In this issue, we celebrate those who follow the beat of their own drums, or define what aloha means in Hawai’i today.
Editor’s Letter: Five and a half years ago, I launched FLUX Hawaii during what’s now known as the Great Recession of 2009, the nation’s worst since the Great Depression in the ’30s. Of course, starry-eyed with optimism, this was of no matter. I was convinced that the market would bear a magazine of this kind—the kind that told stories others wouldn’t; the kind that reflected Hawai‘i’s vibrant culture both past and present; the kind that derided perceptions of lackadaisical living and instead promoted a people and place always moving forward, never stagnant—constantly in flux.
Of course, everyone around me balked. Traditional media scoffed. My biggest supporters were also my harshest critics. The magazine, which I consider an extension of myself, has been called despicable, fluffy, frivolous, irreverent, violent, and shocking. Yet here we are, five and a half years later, about to take this show on the road, with distribution expanding nationwide and to Japan. Looking back at a folder on my desktop labeled “My Future,” filled with ideas, budgets, competitive analyses, marketing strategies—all the essentials of business planning 101—I found an early version of a media kit from February 2009 that noted our vision: “At the very center of the Pacific, Hawai‘i serves as a place of influx, as a bridge between the East and West. Given this unique positioning, our vision is to reorient both how our city, as well as the rest of the world, conceives of our islands.” While we’ve evolved and grown up a lot over the years, our vision remains the same.
This Aloha Friday issue is reflective of our journey. Born in the 1960s, during a time when aloha attire was not allowed in the workplace, Aloha Fridays became a movement that grew out of a spirit of rebelliousness and personal style, popularized by those who wanted to promote Hawai‘i’s burgeoning fashion industry, as well as buck social norms. The people featured in this issue, who capture this spirit, found success by doing things their way, against all odds.

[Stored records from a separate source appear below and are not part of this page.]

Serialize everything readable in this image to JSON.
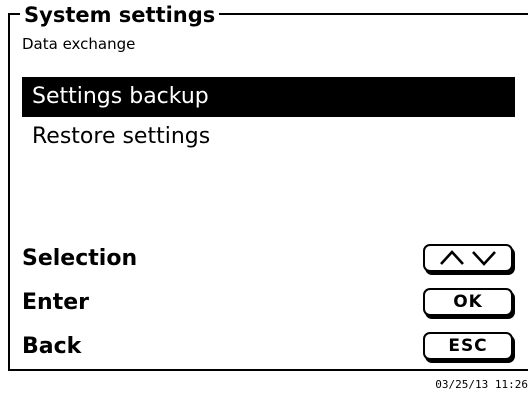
{
  "header": {
    "title": "System settings",
    "subtitle": "Data exchange"
  },
  "menu": {
    "items": [
      {
        "label": "Settings backup",
        "selected": true
      },
      {
        "label": "Restore settings",
        "selected": false
      }
    ]
  },
  "actions": {
    "selection": {
      "label": "Selection",
      "key_icon": "up-down-arrows-icon"
    },
    "enter": {
      "label": "Enter",
      "key_label": "OK"
    },
    "back": {
      "label": "Back",
      "key_label": "ESC"
    }
  },
  "status": {
    "timestamp": "03/25/13 11:26"
  },
  "colors": {
    "foreground": "#000000",
    "background": "#ffffff",
    "selection_background": "#000000",
    "selection_text": "#ffffff"
  }
}
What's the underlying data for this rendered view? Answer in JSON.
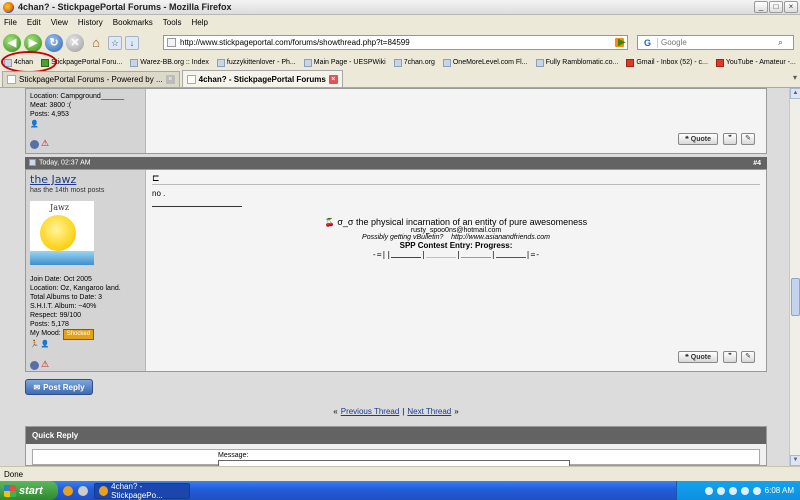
{
  "window": {
    "title": "4chan? - StickpagePortal Forums - Mozilla Firefox",
    "btn_min": "_",
    "btn_max": "□",
    "btn_close": "×"
  },
  "menu": [
    "File",
    "Edit",
    "View",
    "History",
    "Bookmarks",
    "Tools",
    "Help"
  ],
  "nav": {
    "url": "http://www.stickpageportal.com/forums/showthread.php?t=84599",
    "search_placeholder": "Google",
    "search_engine_glyph": "G"
  },
  "bookmarks": [
    {
      "label": "4chan",
      "icon": "page-icon"
    },
    {
      "label": "StickpagePortal Foru...",
      "icon": "page-icon"
    },
    {
      "label": "Warez-BB.org :: Index",
      "icon": "page-icon"
    },
    {
      "label": "fuzzykittenlover - Ph...",
      "icon": "page-icon"
    },
    {
      "label": "Main Page - UESPWiki",
      "icon": "page-icon"
    },
    {
      "label": "7chan.org",
      "icon": "page-icon"
    },
    {
      "label": "OneMoreLevel.com Fl...",
      "icon": "page-icon"
    },
    {
      "label": "Fully Ramblomatic.co...",
      "icon": "page-icon"
    },
    {
      "label": "Gmail - Inbox (52) - c...",
      "icon": "gmail-icon"
    },
    {
      "label": "YouTube - Amateur -...",
      "icon": "youtube-icon"
    }
  ],
  "tabs": [
    {
      "label": "StickpagePortal Forums - Powered by ...",
      "active": false
    },
    {
      "label": "4chan? - StickpagePortal Forums",
      "active": true
    }
  ],
  "prev_post": {
    "location": "Location: Campground______",
    "meat": "Meat: 3800 :(",
    "posts": "Posts: 4,953"
  },
  "post": {
    "date": "Today, 02:37 AM",
    "number": "#4",
    "username": "the Jawz",
    "user_title": "has the 14th most posts",
    "avatar_text": "Jawz",
    "join_date": "Join Date: Oct 2005",
    "location": "Location: Oz, Kangaroo land.",
    "albums": "Total Albums to Date: 3",
    "shit_album": "S.H.I.T. Album: ~40%",
    "respect": "Respect: 99/100",
    "posts": "Posts: 5,178",
    "mood_label": "My Mood:",
    "mood_value": "Shocked",
    "body": "no .",
    "sig_title": "σ_σ  the physical incarnation of an entity of pure awesomeness",
    "sig_email": "rusty_spoo0ns@hotmail.com",
    "sig_vb": "Possibly getting vBulletin?",
    "sig_link": "http://www.asianandfriends.com",
    "sig_contest": "SPP Contest Entry: Progress:",
    "progress_left": "-=||",
    "progress_right": "|=-",
    "progress_colors": [
      "#2244aa",
      "#e8d200",
      "#e89000",
      "#cc2222"
    ]
  },
  "buttons": {
    "quote": "Quote",
    "post_reply": "Post Reply"
  },
  "thread_nav": {
    "prev": "Previous Thread",
    "next": "Next Thread",
    "sep": "|",
    "left_arrows": "«",
    "right_arrows": "»"
  },
  "quick_reply": {
    "title": "Quick Reply",
    "message_label": "Message:"
  },
  "status": "Done",
  "taskbar": {
    "start": "start",
    "task": "4chan? - StickpagePo...",
    "time": "6:08 AM"
  }
}
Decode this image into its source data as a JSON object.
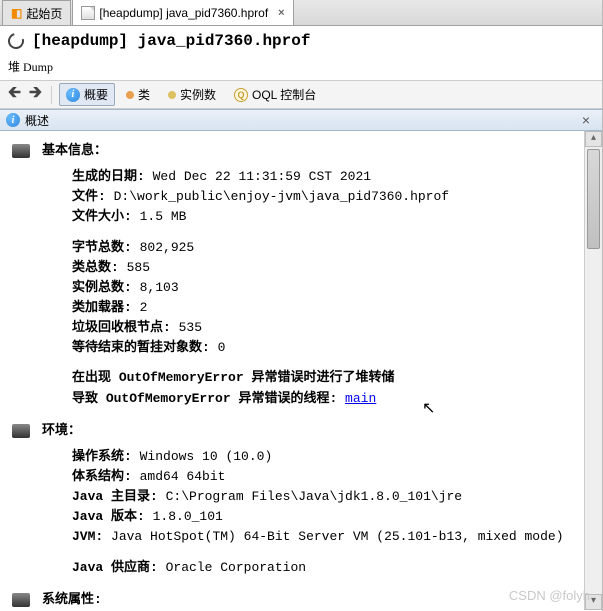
{
  "tabs": {
    "start": "起始页",
    "file": "[heapdump] java_pid7360.hprof"
  },
  "header": {
    "title": "[heapdump] java_pid7360.hprof",
    "subtitle": "堆 Dump"
  },
  "toolbar": {
    "overview": "概要",
    "classes": "类",
    "instances": "实例数",
    "oql": "OQL 控制台"
  },
  "outline": {
    "title": "概述"
  },
  "sections": {
    "basic": {
      "title": "基本信息：",
      "date_k": "生成的日期:",
      "date_v": "Wed Dec 22 11:31:59 CST 2021",
      "file_k": "文件:",
      "file_v": "D:\\work_public\\enjoy-jvm\\java_pid7360.hprof",
      "size_k": "文件大小:",
      "size_v": "1.5 MB",
      "bytes_k": "字节总数:",
      "bytes_v": "802,925",
      "cls_k": "类总数:",
      "cls_v": "585",
      "inst_k": "实例总数:",
      "inst_v": "8,103",
      "loader_k": "类加载器:",
      "loader_v": "2",
      "gcroot_k": "垃圾回收根节点:",
      "gcroot_v": "535",
      "pending_k": "等待结束的暂挂对象数:",
      "pending_v": "0",
      "oom1_a": "在出现 ",
      "oom1_b": "OutOfMemoryError",
      "oom1_c": " 异常错误时进行了堆转储",
      "oom2_a": "导致 ",
      "oom2_b": "OutOfMemoryError",
      "oom2_c": " 异常错误的线程: ",
      "oom2_link": "main"
    },
    "env": {
      "title": "环境：",
      "os_k": "操作系统:",
      "os_v": "Windows 10 (10.0)",
      "arch_k": "体系结构:",
      "arch_v": "amd64 64bit",
      "home_k": "Java 主目录:",
      "home_v": "C:\\Program Files\\Java\\jdk1.8.0_101\\jre",
      "ver_k": "Java 版本:",
      "ver_v": "1.8.0_101",
      "jvm_k": "JVM:",
      "jvm_v": "Java HotSpot(TM) 64-Bit Server VM (25.101-b13, mixed mode)",
      "vendor_k": "Java 供应商:",
      "vendor_v": "Oracle Corporation"
    },
    "sys": {
      "title": "系统属性:"
    }
  },
  "watermark": "CSDN @folyh"
}
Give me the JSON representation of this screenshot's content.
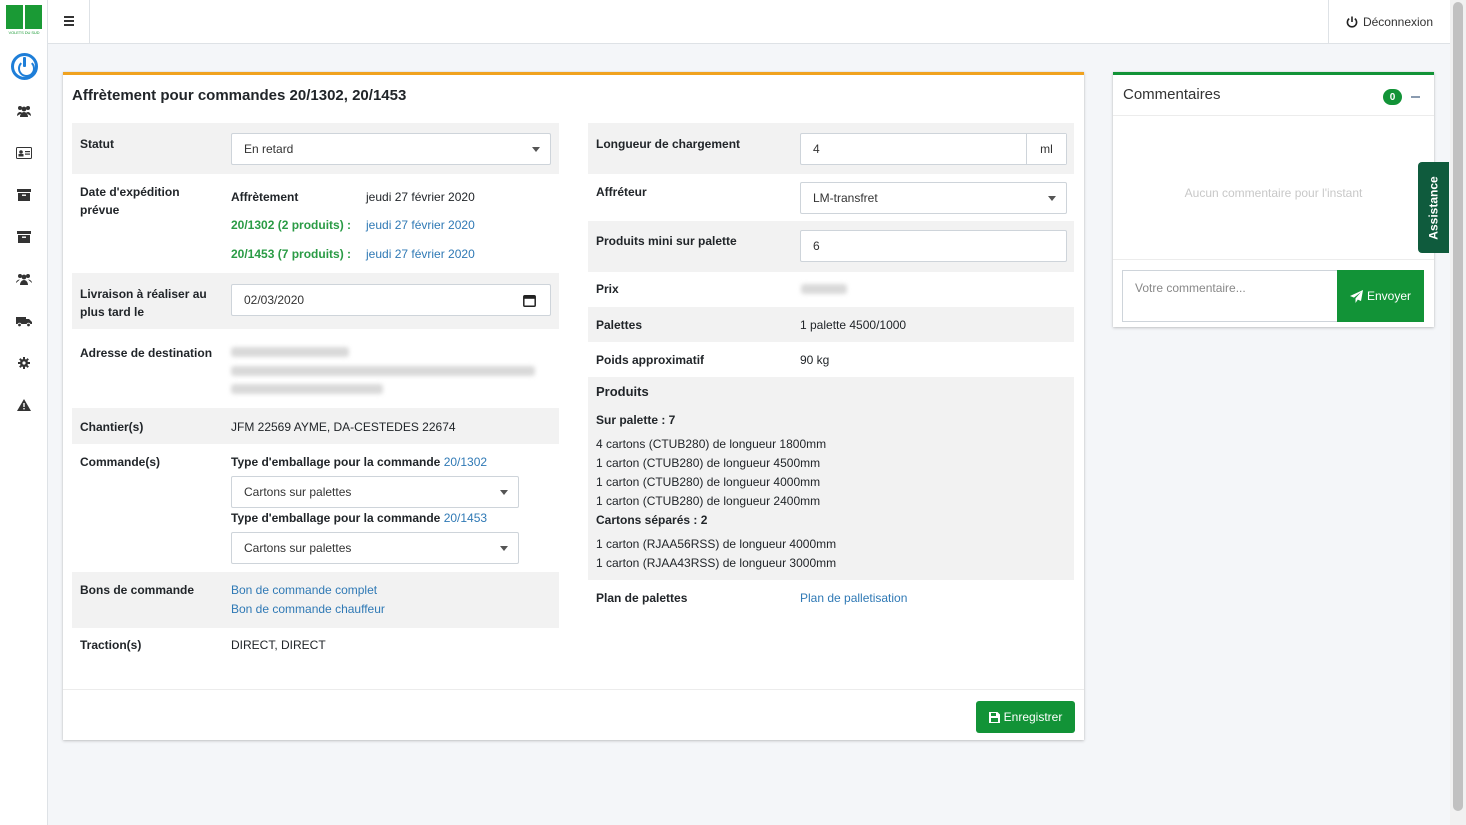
{
  "topbar": {
    "logout_label": "Déconnexion"
  },
  "logo": {
    "text": "VOLETS DU SUD"
  },
  "page": {
    "title": "Affrètement pour commandes 20/1302, 20/1453"
  },
  "left": {
    "statut": {
      "label": "Statut",
      "value": "En retard"
    },
    "date_exp": {
      "label": "Date d'expédition prévue",
      "affretement_label": "Affrètement",
      "affretement_value": "jeudi 27 février 2020",
      "order1_label": "20/1302 (2 produits) :",
      "order1_value": "jeudi 27 février 2020",
      "order2_label": "20/1453 (7 produits) :",
      "order2_value": "jeudi 27 février 2020"
    },
    "livraison": {
      "label": "Livraison à réaliser au plus tard le",
      "value": "02/03/2020"
    },
    "adresse": {
      "label": "Adresse de destination"
    },
    "chantier": {
      "label": "Chantier(s)",
      "value": "JFM 22569 AYME, DA-CESTEDES 22674"
    },
    "commandes": {
      "label": "Commande(s)",
      "type1_prefix": "Type d'emballage pour la commande ",
      "type1_link": "20/1302",
      "type1_value": "Cartons sur palettes",
      "type2_prefix": "Type d'emballage pour la commande ",
      "type2_link": "20/1453",
      "type2_value": "Cartons sur palettes"
    },
    "bons": {
      "label": "Bons de commande",
      "link1": "Bon de commande complet",
      "link2": "Bon de commande chauffeur"
    },
    "traction": {
      "label": "Traction(s)",
      "value": "DIRECT, DIRECT"
    }
  },
  "right": {
    "longueur": {
      "label": "Longueur de chargement",
      "value": "4",
      "unit": "ml"
    },
    "affreteur": {
      "label": "Affréteur",
      "value": "LM-transfret"
    },
    "produits_mini": {
      "label": "Produits mini sur palette",
      "value": "6"
    },
    "prix": {
      "label": "Prix"
    },
    "palettes": {
      "label": "Palettes",
      "value": "1 palette 4500/1000"
    },
    "poids": {
      "label": "Poids approximatif",
      "value": "90 kg"
    },
    "produits": {
      "label": "Produits",
      "sur_palette": "Sur palette : 7",
      "palette_items": [
        "4 cartons (CTUB280) de longueur 1800mm",
        "1 carton (CTUB280) de longueur 4500mm",
        "1 carton (CTUB280) de longueur 4000mm",
        "1 carton (CTUB280) de longueur 2400mm"
      ],
      "separes": "Cartons séparés : 2",
      "separes_items": [
        "1 carton (RJAA56RSS) de longueur 4000mm",
        "1 carton (RJAA43RSS) de longueur 3000mm"
      ]
    },
    "plan": {
      "label": "Plan de palettes",
      "link": "Plan de palletisation"
    }
  },
  "footer": {
    "save_label": "Enregistrer"
  },
  "comments": {
    "title": "Commentaires",
    "count": "0",
    "empty": "Aucun commentaire pour l'instant",
    "placeholder": "Votre commentaire...",
    "send_label": "Envoyer"
  },
  "assist": {
    "label": "Assistance"
  },
  "colors": {
    "accent_orange": "#f0a21f",
    "brand_green": "#129337",
    "link_blue": "#2f79b5"
  }
}
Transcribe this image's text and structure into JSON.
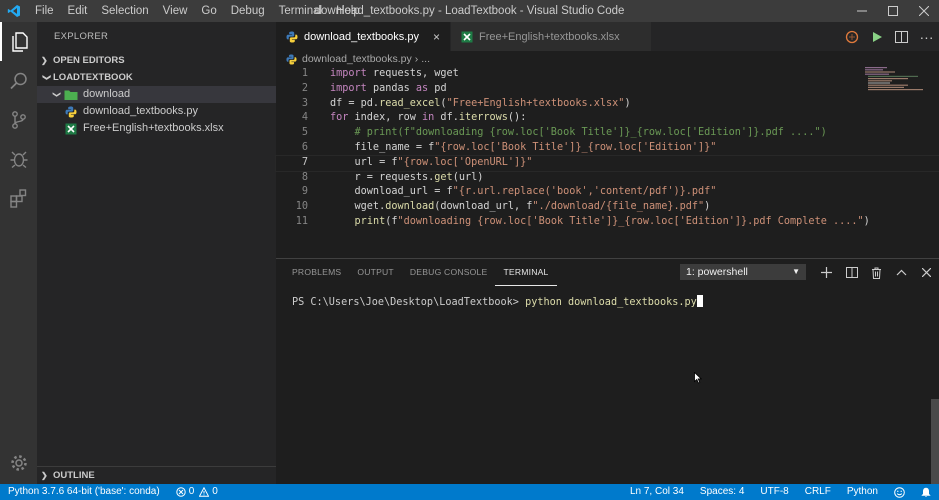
{
  "window": {
    "title": "download_textbooks.py - LoadTextbook - Visual Studio Code",
    "menu": [
      "File",
      "Edit",
      "Selection",
      "View",
      "Go",
      "Debug",
      "Terminal",
      "Help"
    ]
  },
  "sidebar": {
    "title": "EXPLORER",
    "sections": {
      "open_editors": "OPEN EDITORS",
      "project": "LOADTEXTBOOK",
      "outline": "OUTLINE"
    },
    "tree": [
      {
        "label": "download",
        "type": "folder"
      },
      {
        "label": "download_textbooks.py",
        "type": "python"
      },
      {
        "label": "Free+English+textbooks.xlsx",
        "type": "excel"
      }
    ]
  },
  "editor": {
    "tabs": [
      {
        "label": "download_textbooks.py",
        "active": true
      },
      {
        "label": "Free+English+textbooks.xlsx",
        "active": false
      }
    ],
    "breadcrumb": [
      "download_textbooks.py",
      "..."
    ],
    "current_line": 7,
    "lines": [
      {
        "n": "1",
        "tokens": [
          {
            "t": "import",
            "c": "kw"
          },
          {
            "t": " requests, wget",
            "c": ""
          }
        ]
      },
      {
        "n": "2",
        "tokens": [
          {
            "t": "import",
            "c": "kw"
          },
          {
            "t": " pandas ",
            "c": ""
          },
          {
            "t": "as",
            "c": "kw"
          },
          {
            "t": " pd",
            "c": ""
          }
        ]
      },
      {
        "n": "3",
        "tokens": [
          {
            "t": "df = pd.",
            "c": ""
          },
          {
            "t": "read_excel",
            "c": "fn"
          },
          {
            "t": "(",
            "c": ""
          },
          {
            "t": "\"Free+English+textbooks.xlsx\"",
            "c": "str"
          },
          {
            "t": ")",
            "c": ""
          }
        ]
      },
      {
        "n": "4",
        "tokens": [
          {
            "t": "for",
            "c": "kw"
          },
          {
            "t": " index, row ",
            "c": ""
          },
          {
            "t": "in",
            "c": "kw"
          },
          {
            "t": " df.",
            "c": ""
          },
          {
            "t": "iterrows",
            "c": "fn"
          },
          {
            "t": "():",
            "c": ""
          }
        ]
      },
      {
        "n": "5",
        "tokens": [
          {
            "t": "    # print(f\"downloading {row.loc['Book Title']}_{row.loc['Edition']}.pdf ....\")",
            "c": "cm"
          }
        ]
      },
      {
        "n": "6",
        "tokens": [
          {
            "t": "    file_name = f",
            "c": ""
          },
          {
            "t": "\"",
            "c": "str"
          },
          {
            "t": "{row.loc['Book Title']}_{row.loc['Edition']}",
            "c": "str"
          },
          {
            "t": "\"",
            "c": "str"
          }
        ]
      },
      {
        "n": "7",
        "tokens": [
          {
            "t": "    url = f",
            "c": ""
          },
          {
            "t": "\"{row.loc['OpenURL']}\"",
            "c": "str"
          }
        ]
      },
      {
        "n": "8",
        "tokens": [
          {
            "t": "    r = requests.",
            "c": ""
          },
          {
            "t": "get",
            "c": "fn"
          },
          {
            "t": "(url)",
            "c": ""
          }
        ]
      },
      {
        "n": "9",
        "tokens": [
          {
            "t": "    download_url = f",
            "c": ""
          },
          {
            "t": "\"{r.url.replace('book','content/pdf')}.pdf\"",
            "c": "str"
          }
        ]
      },
      {
        "n": "10",
        "tokens": [
          {
            "t": "    wget.",
            "c": ""
          },
          {
            "t": "download",
            "c": "fn"
          },
          {
            "t": "(download_url, f",
            "c": ""
          },
          {
            "t": "\"./download/{file_name}.pdf\"",
            "c": "str"
          },
          {
            "t": ")",
            "c": ""
          }
        ]
      },
      {
        "n": "11",
        "tokens": [
          {
            "t": "    ",
            "c": ""
          },
          {
            "t": "print",
            "c": "fn"
          },
          {
            "t": "(f",
            "c": ""
          },
          {
            "t": "\"downloading {row.loc['Book Title']}_{row.loc['Edition']}.pdf Complete ....\"",
            "c": "str"
          },
          {
            "t": ")",
            "c": ""
          }
        ]
      }
    ]
  },
  "panel": {
    "tabs": [
      "PROBLEMS",
      "OUTPUT",
      "DEBUG CONSOLE",
      "TERMINAL"
    ],
    "active_tab": "TERMINAL",
    "terminal_select": "1: powershell",
    "prompt": "PS C:\\Users\\Joe\\Desktop\\LoadTextbook> ",
    "command": "python download_textbooks.py"
  },
  "statusbar": {
    "interpreter": "Python 3.7.6 64-bit ('base': conda)",
    "errors": "0",
    "warnings": "0",
    "position": "Ln 7, Col 34",
    "spaces": "Spaces: 4",
    "encoding": "UTF-8",
    "eol": "CRLF",
    "language": "Python"
  },
  "colors": {
    "accent": "#007acc",
    "keyword": "#c586c0",
    "string": "#ce9178",
    "function": "#dcdcaa",
    "comment": "#6a9955"
  },
  "icons": [
    "vscode-logo-icon",
    "files-icon",
    "search-icon",
    "source-control-icon",
    "debug-icon",
    "extensions-icon",
    "gear-icon",
    "run-icon",
    "split-editor-icon",
    "more-icon",
    "python-file-icon",
    "excel-file-icon",
    "folder-icon",
    "trash-icon",
    "plus-icon",
    "bell-icon",
    "feedback-icon"
  ]
}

Making FLUX Hawaii what it is today could not have happened anywhere else. The support of people we’ve met along the way—who eventually turned into friends who turned into staff—is why FLUX Hawaii is possible. This place, the loneliest, most isolated landmass in the world, is teeming with opportunity, with swerve and verve, with those who were crazy enough to take the leap. As we move into exciting new stratospheres, my hope is that you, Hawai‘i, will keep doing what you’re doing. Our future depends on it.